At the base of the trafficking pyramid are locals: hunters, loggers or illegal miners who come across an animal and opportunistically kill it because they know there is always a market for jaguars. According to ELI’s initial findings, hotspots have been identified in the towns of Nickerie and Wageningen, in northeast Suriname, and in Klaaskreek, north of Brownsberg park.
Crosta says the next step in the hierarchy is Chinese: the middlemen, the recipients of the trafficked parts, the processors, and the buyers.
“There is something you have to understand. There is no such thing as a Pablo Escobar who manages the wildlife trafficking in Latin America. There are businessmen who deal with legal and illegal matters,” he says.
ELI says its sources have confirmed that trafficking of jaguars is just one of the illicit activities in which many of Chinese citizens are engaged in Suriname. “They are also involved in money laundering, drug and even people trafficking,” the organization’s report says.
While the most common means of trafficking jaguar parts is by air, in carry-on luggage of passengers going to Asia, since 2018 it’s been discovered that many of the trafficked items are also hidden inside hardwood logs that are sent to China by ship. According to the International Timber Trade Portal, in 2018 China was the No. 2 buyer of Suriname’s wood, accounting for more than a quarter of its exports.

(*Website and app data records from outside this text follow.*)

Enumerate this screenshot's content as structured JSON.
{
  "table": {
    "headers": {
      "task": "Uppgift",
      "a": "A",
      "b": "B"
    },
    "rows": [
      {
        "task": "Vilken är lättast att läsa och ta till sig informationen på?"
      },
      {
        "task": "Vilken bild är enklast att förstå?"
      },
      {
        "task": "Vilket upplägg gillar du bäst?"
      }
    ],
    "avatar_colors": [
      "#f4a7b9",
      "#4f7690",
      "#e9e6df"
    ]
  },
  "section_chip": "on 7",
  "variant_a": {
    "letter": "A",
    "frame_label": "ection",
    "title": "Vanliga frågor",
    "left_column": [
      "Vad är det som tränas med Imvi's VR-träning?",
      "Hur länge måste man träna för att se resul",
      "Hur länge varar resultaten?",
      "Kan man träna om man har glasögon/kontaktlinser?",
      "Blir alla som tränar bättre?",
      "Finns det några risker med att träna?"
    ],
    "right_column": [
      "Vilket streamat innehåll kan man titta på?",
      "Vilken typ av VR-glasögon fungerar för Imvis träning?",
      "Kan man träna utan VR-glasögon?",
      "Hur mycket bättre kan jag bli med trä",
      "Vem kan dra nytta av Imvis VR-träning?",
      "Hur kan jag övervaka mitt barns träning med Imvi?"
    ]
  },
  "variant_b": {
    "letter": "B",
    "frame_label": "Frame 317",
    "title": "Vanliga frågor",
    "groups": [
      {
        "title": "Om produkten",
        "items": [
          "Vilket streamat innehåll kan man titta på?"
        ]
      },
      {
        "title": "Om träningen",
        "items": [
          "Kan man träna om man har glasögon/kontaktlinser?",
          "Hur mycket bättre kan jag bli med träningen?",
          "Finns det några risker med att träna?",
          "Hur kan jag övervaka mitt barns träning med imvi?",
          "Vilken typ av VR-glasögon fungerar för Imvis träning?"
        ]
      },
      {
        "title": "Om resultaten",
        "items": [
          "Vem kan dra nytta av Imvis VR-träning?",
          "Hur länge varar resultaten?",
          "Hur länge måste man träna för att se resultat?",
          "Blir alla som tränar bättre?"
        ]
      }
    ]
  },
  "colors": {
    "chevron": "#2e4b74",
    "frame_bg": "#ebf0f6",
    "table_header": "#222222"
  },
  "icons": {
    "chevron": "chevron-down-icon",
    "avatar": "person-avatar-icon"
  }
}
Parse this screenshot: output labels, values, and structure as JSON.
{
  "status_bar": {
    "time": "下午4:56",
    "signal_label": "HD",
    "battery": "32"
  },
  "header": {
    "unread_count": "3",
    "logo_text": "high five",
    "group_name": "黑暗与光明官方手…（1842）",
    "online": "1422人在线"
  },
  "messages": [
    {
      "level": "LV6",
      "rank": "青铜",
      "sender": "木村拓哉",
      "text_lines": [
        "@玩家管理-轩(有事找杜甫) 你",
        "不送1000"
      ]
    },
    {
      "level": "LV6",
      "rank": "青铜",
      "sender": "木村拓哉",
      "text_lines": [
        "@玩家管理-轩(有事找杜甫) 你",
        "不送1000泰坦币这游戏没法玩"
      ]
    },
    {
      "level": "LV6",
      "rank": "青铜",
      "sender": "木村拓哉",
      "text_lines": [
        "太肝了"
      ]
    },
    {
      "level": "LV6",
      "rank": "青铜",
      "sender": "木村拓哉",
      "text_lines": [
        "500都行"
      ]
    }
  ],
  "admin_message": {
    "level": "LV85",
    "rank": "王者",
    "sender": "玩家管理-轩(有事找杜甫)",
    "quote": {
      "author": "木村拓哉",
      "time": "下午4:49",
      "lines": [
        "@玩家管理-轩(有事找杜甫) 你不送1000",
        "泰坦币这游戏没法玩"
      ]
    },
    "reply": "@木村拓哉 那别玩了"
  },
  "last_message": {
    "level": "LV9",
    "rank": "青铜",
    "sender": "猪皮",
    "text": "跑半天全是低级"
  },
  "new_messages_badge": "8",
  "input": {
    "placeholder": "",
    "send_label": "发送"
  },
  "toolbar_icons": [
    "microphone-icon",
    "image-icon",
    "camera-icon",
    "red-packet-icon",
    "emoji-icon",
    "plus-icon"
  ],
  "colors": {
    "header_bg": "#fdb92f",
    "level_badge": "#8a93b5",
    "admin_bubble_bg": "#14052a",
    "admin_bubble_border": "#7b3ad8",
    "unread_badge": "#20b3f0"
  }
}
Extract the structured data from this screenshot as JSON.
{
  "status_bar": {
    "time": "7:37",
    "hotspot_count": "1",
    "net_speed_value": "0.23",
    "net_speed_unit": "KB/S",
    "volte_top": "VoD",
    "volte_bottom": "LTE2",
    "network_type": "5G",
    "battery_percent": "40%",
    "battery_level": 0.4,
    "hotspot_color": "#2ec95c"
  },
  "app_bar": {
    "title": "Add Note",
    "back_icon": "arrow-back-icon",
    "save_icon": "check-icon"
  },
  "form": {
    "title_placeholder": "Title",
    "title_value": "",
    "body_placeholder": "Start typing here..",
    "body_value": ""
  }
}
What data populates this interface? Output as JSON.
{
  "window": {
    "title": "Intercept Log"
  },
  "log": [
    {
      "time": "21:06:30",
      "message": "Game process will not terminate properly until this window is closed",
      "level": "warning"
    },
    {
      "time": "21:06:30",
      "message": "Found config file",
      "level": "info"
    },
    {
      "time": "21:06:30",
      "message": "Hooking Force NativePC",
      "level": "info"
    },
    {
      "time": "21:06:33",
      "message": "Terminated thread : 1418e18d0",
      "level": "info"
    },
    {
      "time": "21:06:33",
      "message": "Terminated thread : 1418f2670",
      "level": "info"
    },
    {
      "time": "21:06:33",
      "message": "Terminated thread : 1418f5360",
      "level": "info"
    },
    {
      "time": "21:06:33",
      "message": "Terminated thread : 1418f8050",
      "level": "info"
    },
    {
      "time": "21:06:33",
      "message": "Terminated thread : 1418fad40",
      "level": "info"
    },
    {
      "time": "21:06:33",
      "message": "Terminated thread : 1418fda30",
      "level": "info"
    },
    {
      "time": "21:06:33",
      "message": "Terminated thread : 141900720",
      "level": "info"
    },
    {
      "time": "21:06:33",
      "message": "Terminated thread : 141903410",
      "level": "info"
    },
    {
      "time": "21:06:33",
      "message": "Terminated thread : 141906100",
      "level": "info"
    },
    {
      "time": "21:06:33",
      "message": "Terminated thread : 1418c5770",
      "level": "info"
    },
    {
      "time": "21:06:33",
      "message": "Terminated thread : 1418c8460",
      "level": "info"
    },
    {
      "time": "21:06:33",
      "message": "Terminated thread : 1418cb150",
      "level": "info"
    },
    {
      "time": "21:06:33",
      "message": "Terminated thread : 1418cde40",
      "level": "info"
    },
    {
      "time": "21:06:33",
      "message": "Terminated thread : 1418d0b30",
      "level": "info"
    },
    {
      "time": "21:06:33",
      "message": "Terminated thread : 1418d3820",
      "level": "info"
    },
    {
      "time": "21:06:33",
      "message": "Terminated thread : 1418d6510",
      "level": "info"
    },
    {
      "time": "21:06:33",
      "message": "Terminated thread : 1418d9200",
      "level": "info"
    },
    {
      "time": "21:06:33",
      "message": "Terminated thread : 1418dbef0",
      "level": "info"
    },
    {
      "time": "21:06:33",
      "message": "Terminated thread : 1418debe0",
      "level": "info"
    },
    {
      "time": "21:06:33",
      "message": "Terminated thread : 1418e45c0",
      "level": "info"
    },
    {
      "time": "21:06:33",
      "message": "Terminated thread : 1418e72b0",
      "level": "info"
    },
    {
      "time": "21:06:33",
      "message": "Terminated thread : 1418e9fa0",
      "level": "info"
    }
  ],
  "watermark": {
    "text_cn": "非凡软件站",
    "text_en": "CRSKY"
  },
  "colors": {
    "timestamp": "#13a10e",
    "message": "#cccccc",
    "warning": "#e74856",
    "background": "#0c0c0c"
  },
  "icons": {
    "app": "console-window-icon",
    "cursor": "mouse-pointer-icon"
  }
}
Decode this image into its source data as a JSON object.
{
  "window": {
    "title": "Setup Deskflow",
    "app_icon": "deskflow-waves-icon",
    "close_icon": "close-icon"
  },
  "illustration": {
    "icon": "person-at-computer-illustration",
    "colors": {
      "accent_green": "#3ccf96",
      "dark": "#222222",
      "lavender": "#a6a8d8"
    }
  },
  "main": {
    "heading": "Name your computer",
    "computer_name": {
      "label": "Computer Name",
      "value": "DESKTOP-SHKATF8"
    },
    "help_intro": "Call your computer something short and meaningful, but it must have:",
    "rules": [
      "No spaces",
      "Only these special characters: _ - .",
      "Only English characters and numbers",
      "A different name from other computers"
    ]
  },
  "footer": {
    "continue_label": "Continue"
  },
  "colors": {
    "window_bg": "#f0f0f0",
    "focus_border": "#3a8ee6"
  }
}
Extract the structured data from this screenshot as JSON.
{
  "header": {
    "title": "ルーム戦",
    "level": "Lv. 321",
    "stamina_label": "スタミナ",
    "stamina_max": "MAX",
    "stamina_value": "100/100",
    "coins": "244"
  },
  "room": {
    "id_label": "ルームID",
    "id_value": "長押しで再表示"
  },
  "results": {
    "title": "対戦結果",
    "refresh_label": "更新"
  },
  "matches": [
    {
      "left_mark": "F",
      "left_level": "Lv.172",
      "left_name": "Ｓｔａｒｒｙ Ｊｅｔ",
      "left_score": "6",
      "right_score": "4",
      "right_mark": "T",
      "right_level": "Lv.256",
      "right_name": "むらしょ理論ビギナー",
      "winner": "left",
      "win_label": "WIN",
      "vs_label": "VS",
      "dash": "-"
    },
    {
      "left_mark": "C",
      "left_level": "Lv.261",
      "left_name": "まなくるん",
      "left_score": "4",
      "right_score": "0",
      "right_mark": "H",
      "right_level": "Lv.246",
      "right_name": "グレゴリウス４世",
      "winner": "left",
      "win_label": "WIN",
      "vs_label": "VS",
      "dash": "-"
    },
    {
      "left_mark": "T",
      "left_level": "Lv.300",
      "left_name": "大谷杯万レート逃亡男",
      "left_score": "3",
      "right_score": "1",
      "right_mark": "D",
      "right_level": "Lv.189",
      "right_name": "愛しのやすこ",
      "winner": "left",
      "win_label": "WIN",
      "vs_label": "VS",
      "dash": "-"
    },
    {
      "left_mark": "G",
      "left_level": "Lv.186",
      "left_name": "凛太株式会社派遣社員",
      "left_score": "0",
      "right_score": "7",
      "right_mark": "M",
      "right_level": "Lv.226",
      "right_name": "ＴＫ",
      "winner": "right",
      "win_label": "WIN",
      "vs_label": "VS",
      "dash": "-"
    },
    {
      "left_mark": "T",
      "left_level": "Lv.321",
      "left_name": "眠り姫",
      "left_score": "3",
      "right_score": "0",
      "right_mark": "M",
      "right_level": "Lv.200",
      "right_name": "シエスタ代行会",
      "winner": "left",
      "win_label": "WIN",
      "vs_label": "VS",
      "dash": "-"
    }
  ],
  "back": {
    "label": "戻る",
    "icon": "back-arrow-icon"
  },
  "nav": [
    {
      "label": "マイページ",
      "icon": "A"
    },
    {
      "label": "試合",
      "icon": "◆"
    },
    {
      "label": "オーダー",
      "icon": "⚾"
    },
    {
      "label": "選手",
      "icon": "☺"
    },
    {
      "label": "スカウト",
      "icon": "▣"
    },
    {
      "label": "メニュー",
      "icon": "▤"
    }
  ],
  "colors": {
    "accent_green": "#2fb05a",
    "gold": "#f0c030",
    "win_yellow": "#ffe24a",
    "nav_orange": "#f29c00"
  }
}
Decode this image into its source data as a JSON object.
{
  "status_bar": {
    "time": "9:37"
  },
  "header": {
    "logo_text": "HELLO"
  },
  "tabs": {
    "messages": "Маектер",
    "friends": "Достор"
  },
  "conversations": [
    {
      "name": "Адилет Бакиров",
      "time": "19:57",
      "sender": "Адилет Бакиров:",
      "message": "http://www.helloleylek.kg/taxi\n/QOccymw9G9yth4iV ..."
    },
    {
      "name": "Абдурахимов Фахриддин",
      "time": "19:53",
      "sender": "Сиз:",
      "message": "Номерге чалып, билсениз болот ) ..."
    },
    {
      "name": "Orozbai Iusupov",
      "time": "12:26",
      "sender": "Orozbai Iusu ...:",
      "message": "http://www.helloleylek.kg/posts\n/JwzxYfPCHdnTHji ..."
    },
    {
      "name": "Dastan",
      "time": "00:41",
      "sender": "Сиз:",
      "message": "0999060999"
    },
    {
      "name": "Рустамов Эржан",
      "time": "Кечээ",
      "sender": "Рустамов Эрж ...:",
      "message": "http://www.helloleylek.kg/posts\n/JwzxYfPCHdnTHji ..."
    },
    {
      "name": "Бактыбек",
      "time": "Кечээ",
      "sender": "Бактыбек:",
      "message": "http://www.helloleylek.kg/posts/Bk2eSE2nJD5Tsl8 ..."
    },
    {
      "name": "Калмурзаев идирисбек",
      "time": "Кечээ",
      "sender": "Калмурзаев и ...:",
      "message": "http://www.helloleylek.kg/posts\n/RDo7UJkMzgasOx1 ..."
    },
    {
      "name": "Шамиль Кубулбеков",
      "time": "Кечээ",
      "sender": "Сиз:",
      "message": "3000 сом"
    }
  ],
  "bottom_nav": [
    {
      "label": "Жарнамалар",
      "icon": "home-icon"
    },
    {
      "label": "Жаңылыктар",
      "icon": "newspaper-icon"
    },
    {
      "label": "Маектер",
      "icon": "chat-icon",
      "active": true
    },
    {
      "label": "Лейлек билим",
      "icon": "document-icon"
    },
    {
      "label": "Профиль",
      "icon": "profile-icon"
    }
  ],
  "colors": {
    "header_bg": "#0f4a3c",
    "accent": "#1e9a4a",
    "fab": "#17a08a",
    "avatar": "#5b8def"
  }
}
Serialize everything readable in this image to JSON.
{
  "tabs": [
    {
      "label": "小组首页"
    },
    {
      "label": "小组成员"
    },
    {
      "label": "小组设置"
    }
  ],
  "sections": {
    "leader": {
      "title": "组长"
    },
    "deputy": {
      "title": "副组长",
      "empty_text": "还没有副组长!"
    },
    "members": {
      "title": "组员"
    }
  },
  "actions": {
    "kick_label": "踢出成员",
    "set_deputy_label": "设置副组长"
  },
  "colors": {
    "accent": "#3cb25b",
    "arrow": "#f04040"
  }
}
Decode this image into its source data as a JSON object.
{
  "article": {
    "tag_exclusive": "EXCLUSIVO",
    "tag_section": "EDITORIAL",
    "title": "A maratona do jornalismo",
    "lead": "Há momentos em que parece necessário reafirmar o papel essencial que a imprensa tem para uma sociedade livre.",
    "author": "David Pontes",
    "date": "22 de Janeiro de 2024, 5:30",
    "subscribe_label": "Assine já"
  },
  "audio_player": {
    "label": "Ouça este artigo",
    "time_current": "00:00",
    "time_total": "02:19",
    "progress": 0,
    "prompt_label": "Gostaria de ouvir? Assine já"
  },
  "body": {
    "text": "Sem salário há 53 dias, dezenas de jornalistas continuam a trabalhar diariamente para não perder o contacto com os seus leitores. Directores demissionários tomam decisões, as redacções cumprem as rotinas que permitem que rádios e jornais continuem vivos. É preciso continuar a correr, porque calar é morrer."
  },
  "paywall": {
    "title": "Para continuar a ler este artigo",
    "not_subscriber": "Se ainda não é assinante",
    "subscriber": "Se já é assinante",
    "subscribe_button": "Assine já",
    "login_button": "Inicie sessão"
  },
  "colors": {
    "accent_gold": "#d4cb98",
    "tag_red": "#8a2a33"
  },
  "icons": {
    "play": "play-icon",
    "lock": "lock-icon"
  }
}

The onset of the COVID-19 pandemic has exacerbated the vulnerability of the jaguar. “It is hard to imagine that COVID-19 has not had an impact on this animal. Now there are not so many eyes watching what happens in the interior of the country, because there are no tourists,” Van Lavieren says.
Despite this, conservation groups like CI are not standing quietly by, she says. “During 2018 and 2019 we broadcast television commercials on the national and Chinese signals to warn about the danger of hunting jaguars,” Van Lavieren says.
This was done in coordination with Chinese representatives in Suriname, who approached CI with concerns about the trafficking activity. Billboards have also been put up in Portuguese, Dutch and Surinamese. Radio commercials are also running, targeting listeners in the interior of the country.
A group of national and international NGOs and universities are coordinating the creation of a work team on jaguar conservation. These activities will include more monitoring to establish the current population of the big cat and collaboration with the government for technical and operational support.
Anna Mohase from WWF Suriname says steps must be taken to achieve compliance with the law through training, provision of equipment, and recruitment of sufficient personnel for surveillance, which must be increased in the field and at the borders. In the case of protected areas like Brownsberg, biologist Vanessa Kadosoe says it’s important to create a stronger buffer zone.
“If the jaguar disappears from places like Brownsberg, we know for a fact that the rest of the species will too,” she says.
Kadosoe harks back to Amalia, the jaguar she first spotted as a cub in 2012 and who went missing a year ago. She says she hopes Amalia is found somewhere else where she’s safer, and that she hasn’t ended up as the prey of some trafficker.
Banner image of a jaguar by World Animal Protection.
Editor’s note: Mongabay receives funding from the IUCN National Committee of the Netherlands (IUCN NL) for this investigative series into the situation of jaguars in Latin America. We maintain full editorial autonomy, with news decisions made independently and not on the basis of donor support.
This article was first reported by Mongabay’s Latam team and published here on our Latam site on Feb. 15, 2021.